We all have songs in our iTunes or Spotify libraries that we feel slightly embarrassed about, just as we all own music that we consider a little more “cutting edge,” which gives us a certain “indie cred” or makes us feel as though we have more refined tastes. This same description could also be applied to our Netflix queues or our bookshelves; most of us enjoy supplementing our typical cinematic and literary diets with at least a few rom-coms and beach books. Our tastes and desires are often unpredictable; a song will catch our ear or a movie or book will appeal to our senses “just because,” and it’s a bit ludicrous that we feel the need to justify our reasons for liking it and attach so much meaning to something that gives us a certain pleasure.

I certainly have different reasons for liking bands such as The Smiths or From Indian Lakes as compared to bands like All Time Low or New Found Glory. The former are bands I appreciate for their strong musicianship, unique songwriting and lyrical depth, whereas the latter are bands that feel fun and carefree to listen to and usually find their way onto my running or road trip playlists. It wouldn’t feel fair for me to say that From Indian Lakes are a “better” or “more talented” band than All Time Low; they’re just different bands who appeal to different audiences and sensibilities.
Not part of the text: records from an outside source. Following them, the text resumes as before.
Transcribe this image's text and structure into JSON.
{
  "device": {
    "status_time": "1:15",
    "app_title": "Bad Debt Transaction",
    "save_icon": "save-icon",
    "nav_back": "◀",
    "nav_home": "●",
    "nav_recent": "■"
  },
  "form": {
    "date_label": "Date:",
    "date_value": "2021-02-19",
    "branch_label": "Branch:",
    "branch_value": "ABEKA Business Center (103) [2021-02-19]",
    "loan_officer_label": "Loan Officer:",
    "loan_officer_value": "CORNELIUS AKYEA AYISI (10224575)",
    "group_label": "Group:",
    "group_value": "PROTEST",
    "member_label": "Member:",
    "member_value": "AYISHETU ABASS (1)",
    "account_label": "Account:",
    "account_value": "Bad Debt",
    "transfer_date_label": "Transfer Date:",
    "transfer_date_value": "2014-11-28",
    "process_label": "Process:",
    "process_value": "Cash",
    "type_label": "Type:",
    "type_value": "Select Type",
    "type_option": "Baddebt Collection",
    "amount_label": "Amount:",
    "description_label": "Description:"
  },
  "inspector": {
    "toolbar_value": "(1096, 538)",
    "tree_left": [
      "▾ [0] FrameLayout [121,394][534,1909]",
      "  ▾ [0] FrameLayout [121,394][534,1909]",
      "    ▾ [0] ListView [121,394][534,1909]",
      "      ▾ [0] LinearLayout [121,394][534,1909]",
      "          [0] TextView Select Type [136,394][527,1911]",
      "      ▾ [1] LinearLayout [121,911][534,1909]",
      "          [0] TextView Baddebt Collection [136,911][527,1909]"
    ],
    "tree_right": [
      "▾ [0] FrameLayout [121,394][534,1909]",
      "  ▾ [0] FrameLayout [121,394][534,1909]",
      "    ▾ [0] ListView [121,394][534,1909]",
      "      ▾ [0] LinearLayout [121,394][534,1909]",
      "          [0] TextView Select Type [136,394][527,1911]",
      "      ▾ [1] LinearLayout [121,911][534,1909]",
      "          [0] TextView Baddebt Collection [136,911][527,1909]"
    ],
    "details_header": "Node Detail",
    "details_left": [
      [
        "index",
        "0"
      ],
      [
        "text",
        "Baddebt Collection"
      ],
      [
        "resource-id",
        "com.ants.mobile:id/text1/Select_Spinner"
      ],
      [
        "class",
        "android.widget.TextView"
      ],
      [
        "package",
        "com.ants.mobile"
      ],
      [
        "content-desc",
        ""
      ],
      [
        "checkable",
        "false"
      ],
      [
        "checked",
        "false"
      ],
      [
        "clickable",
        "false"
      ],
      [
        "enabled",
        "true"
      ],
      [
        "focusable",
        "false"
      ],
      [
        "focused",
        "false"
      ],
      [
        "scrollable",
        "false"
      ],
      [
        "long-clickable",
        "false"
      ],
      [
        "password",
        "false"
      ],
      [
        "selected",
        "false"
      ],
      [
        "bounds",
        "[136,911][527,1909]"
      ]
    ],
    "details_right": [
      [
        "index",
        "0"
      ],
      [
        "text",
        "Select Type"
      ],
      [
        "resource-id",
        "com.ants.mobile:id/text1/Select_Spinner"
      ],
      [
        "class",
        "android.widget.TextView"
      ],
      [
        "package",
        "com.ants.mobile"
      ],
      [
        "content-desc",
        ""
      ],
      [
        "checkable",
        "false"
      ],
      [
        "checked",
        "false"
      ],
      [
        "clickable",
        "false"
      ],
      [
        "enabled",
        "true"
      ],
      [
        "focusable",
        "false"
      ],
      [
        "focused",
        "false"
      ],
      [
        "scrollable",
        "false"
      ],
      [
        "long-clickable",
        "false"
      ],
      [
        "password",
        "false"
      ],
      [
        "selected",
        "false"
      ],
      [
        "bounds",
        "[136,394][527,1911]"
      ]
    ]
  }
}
I’ll admit that the more nuanced, intricately constructed songs that From Indian Lakes write tend to appeal more to my general tastes and senses, but I’ll also admit that All Time Low’s tightly crafted melodies and soaring choruses are total ear candy to me, and I admire the way in which they’re able to deliver such consistently strong, catchy pop punk songs.

I derive a great deal pleasure from listening to pop punk bands and pop singers, and even though I have friends and colleagues who give me shit for listening to them, I don’t attach any guilt or shame to these pleasures. I probably listen to “poppy” bands and artists just as much as I listen to artists in the “indie rock/emo/post hardcore” vein, and I don’t see one grouping of artists as “less than” the other. Rather, I feel like both groups complement each other and lend a nice sense of balance to my listening habits. I mean, I gotta have a little Miley alongside my Morrissey…

Maybe we should consider replacing the term “guilty pleasure” with “just for fun.” It still provides an accurate description of bands and artists who you might not take too seriously or whose lyrics don’t necessarily make you pause and reflect, but it sounds way more positive and accepting. If we reframe our language in this way, it might free us up from feeling that silly sort of guilt and embarrassment that sometimes comes with admitting to your friends that you’re kind of a huge Britney fan (even though you mostly listen to indie rock…) We all have a wide array of preferences and things that appeal to our senses, and sometimes they have no real rhyme or reason. So let’s embrace them all, whether we think they serve to enhance our intellectual prowess or whether they’re “just for fun.”